Russian officials meanwhile were reeling from reports that high numbers of freshly mobilised Russian troops had been killed in a strike on a college converted to a barracks in occupied Ukraine, where soldiers were housed with an ammunition dump. A source close to the Russian-installed authorities told Reuters dozens had died.
Russia has seen in the new year with nightly attacks on Ukrainian cities, including Kyiv, hundreds of kilometres from the front lines. That marks a change in tactics after months in which Moscow usually spaced such strikes around a week apart.
After firing dozens of missiles on Dec. 31, Russia launched dozens of Iranian-made Shahed drones on Jan. 1 and Jan. 2. But Kyiv said on Monday it had shot down all 39 drones in the latest wave, including 22 shot down over the capital.
Kyiv said the new tactic was a sign of Russia’s desperation as Ukraine’s ability to defend its air space had improved.
Russia had been trying to destroy Ukraine’s energy infrastructure for months but had failed as Ukraine obtained better defences, presidential chief of staff Andriy Yermak said on Telegram.
“Now they are looking for routes and attempts to hit us somehow, but their terror tactics will not work. Our sky will turn into a shield.”
President Volodymyr Zelenskiy praised Ukrainians for showing gratitude to the troops and one another and said Russia’s efforts would prove useless.
“Drones, missiles, everything else will not help them,” he said of the Russians. “Because we stand united. They are united only by fear.”
Ukraine’s air defence systems worked through the night to bring down incoming drones and to warn communities of the approaching danger.
“It is loud in the region and in the capital: night drone attacks,” Kyiv Governor Oleksiy Kuleba said.
“Russians launched several waves of Shahed drones. Targeting critical infrastructure facilities. Air defence is at work.”
Russia, which has seized and claims to have annexed around a fifth of Ukraine, has turned to mass air strikes against Ukrainian cities since suffering humiliating defeats on the battlefield in the second half of 2022.

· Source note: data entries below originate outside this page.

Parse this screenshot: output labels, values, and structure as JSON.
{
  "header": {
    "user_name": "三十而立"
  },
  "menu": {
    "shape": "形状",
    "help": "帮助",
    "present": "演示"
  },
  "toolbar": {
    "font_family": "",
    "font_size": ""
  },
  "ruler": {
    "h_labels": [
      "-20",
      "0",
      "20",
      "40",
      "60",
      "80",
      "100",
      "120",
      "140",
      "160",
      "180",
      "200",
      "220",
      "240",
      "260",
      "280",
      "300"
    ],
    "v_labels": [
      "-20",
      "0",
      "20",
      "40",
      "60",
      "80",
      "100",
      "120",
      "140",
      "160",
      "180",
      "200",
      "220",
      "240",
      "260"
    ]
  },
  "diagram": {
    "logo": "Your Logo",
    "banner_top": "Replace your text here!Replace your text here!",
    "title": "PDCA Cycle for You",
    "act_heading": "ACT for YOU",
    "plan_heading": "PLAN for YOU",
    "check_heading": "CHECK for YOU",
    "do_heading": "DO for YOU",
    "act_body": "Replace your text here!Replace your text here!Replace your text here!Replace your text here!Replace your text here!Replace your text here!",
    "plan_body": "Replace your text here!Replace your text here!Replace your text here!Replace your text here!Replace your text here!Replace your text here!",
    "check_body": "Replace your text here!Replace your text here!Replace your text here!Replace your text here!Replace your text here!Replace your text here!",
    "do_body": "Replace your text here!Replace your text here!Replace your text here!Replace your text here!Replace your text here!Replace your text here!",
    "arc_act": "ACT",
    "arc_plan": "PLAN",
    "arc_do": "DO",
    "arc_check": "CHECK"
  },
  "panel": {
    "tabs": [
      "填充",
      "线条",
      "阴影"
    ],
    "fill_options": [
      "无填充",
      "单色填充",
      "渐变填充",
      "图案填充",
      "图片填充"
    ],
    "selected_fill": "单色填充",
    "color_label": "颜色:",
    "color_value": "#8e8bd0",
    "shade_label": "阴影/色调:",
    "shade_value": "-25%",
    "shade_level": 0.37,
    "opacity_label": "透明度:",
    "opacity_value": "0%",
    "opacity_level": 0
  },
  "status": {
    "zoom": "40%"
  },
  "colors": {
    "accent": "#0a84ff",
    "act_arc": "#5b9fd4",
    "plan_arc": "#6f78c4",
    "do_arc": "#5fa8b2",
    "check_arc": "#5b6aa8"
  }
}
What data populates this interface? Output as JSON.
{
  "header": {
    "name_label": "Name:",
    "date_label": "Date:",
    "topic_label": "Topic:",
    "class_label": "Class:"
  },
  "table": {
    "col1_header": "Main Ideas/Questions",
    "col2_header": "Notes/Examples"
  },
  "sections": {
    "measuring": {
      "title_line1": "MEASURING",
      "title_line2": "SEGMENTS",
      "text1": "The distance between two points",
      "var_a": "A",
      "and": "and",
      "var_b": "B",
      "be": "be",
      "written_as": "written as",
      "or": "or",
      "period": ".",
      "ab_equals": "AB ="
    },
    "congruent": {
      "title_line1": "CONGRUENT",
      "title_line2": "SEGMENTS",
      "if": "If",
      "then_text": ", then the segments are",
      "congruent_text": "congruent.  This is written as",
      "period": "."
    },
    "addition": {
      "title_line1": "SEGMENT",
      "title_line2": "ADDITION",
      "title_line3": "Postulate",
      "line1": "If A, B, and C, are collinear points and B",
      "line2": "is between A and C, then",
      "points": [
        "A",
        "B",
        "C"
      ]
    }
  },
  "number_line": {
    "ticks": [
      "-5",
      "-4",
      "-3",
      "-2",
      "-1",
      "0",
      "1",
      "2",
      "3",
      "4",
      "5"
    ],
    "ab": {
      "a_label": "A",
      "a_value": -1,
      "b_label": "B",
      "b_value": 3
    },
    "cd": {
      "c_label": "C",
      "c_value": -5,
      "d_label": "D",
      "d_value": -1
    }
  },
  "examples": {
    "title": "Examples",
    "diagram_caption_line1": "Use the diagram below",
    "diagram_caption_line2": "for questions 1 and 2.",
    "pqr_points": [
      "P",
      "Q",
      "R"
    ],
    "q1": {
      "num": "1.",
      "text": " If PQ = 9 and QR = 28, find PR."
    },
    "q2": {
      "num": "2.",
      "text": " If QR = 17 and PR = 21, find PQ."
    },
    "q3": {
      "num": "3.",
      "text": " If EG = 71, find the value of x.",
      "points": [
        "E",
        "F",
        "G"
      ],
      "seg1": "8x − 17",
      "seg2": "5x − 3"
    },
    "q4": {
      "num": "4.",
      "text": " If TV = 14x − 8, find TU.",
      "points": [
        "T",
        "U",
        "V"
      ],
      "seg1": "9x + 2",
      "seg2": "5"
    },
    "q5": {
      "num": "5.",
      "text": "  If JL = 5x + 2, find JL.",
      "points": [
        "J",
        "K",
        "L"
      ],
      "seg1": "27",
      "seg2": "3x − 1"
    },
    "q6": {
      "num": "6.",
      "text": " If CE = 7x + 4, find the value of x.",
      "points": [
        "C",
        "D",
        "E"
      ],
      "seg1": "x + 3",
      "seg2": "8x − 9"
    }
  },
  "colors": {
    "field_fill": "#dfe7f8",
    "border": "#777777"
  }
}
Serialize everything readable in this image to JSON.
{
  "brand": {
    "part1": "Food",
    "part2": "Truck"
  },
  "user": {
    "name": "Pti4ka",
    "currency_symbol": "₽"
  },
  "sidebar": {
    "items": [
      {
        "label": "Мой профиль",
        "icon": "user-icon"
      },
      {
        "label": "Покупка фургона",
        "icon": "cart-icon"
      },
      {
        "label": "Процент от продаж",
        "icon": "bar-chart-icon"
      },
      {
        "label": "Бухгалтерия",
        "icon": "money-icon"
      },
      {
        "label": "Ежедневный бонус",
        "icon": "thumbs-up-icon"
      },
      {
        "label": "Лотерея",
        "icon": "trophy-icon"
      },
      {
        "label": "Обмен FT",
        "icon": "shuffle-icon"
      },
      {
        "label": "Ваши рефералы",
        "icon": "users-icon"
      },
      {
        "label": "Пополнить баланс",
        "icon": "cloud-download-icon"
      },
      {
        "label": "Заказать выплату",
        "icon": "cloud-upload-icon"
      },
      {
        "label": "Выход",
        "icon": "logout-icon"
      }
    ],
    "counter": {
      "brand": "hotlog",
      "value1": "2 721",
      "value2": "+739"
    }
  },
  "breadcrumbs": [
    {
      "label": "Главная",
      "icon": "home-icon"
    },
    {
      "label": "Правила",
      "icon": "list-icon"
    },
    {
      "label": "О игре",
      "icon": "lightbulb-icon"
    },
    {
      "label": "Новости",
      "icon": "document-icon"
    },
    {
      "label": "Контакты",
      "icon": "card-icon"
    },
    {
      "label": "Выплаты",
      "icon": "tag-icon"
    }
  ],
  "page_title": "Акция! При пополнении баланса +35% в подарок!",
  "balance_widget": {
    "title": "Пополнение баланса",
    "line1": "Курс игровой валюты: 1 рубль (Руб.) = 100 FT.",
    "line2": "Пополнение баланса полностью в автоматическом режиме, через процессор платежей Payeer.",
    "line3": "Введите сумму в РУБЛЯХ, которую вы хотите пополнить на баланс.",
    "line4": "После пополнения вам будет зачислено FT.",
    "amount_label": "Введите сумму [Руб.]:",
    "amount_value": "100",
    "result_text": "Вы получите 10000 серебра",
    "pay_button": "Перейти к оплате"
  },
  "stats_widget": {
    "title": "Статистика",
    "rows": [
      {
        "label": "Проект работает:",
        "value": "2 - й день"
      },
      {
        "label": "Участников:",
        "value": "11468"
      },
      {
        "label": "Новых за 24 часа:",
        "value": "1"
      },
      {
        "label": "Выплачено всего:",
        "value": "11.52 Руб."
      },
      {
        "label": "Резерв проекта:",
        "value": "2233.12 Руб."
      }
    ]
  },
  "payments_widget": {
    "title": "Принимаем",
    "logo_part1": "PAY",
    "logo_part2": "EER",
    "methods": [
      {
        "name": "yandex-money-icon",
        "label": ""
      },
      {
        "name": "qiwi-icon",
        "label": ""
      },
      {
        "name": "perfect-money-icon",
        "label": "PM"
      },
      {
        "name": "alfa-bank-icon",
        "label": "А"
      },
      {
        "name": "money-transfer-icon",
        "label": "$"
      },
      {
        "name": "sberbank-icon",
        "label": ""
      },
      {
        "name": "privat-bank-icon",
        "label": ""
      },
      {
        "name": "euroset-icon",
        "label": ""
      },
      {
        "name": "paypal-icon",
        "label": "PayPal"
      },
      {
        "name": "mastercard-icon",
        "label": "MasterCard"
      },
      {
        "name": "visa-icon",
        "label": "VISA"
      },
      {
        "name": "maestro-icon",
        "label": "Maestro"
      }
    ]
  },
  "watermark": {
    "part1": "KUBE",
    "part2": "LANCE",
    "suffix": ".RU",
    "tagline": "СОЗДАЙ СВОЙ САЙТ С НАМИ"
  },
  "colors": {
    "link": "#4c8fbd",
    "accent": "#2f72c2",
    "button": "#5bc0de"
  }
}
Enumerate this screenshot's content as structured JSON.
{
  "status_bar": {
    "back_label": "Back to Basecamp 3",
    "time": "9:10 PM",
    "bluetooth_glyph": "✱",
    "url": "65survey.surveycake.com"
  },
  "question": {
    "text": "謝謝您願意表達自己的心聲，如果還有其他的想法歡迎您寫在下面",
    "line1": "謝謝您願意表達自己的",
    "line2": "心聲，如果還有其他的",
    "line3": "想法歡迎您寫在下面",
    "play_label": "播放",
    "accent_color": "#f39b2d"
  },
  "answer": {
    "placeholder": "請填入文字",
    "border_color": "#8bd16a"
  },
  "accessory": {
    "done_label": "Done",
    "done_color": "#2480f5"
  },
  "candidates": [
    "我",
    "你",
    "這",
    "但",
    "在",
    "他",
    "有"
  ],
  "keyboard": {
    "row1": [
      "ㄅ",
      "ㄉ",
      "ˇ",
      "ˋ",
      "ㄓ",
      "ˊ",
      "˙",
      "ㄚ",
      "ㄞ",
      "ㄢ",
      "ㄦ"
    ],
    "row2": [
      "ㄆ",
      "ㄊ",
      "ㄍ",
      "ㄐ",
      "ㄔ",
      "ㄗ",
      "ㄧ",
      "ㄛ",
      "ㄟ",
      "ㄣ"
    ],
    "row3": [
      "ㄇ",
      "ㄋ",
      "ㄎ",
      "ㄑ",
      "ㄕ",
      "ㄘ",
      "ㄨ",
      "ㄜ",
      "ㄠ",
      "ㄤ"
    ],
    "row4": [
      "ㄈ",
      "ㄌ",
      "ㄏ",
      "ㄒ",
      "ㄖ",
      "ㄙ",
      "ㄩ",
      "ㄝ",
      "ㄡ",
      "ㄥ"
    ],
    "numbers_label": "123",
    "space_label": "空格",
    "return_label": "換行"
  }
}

It says its attacks, which have knocked out heat and power to millions in winter, aim to reduce Kyiv’s ability to fight. Ukraine says the attacks have no military purpose and are intended to hurt civilians, a war crime.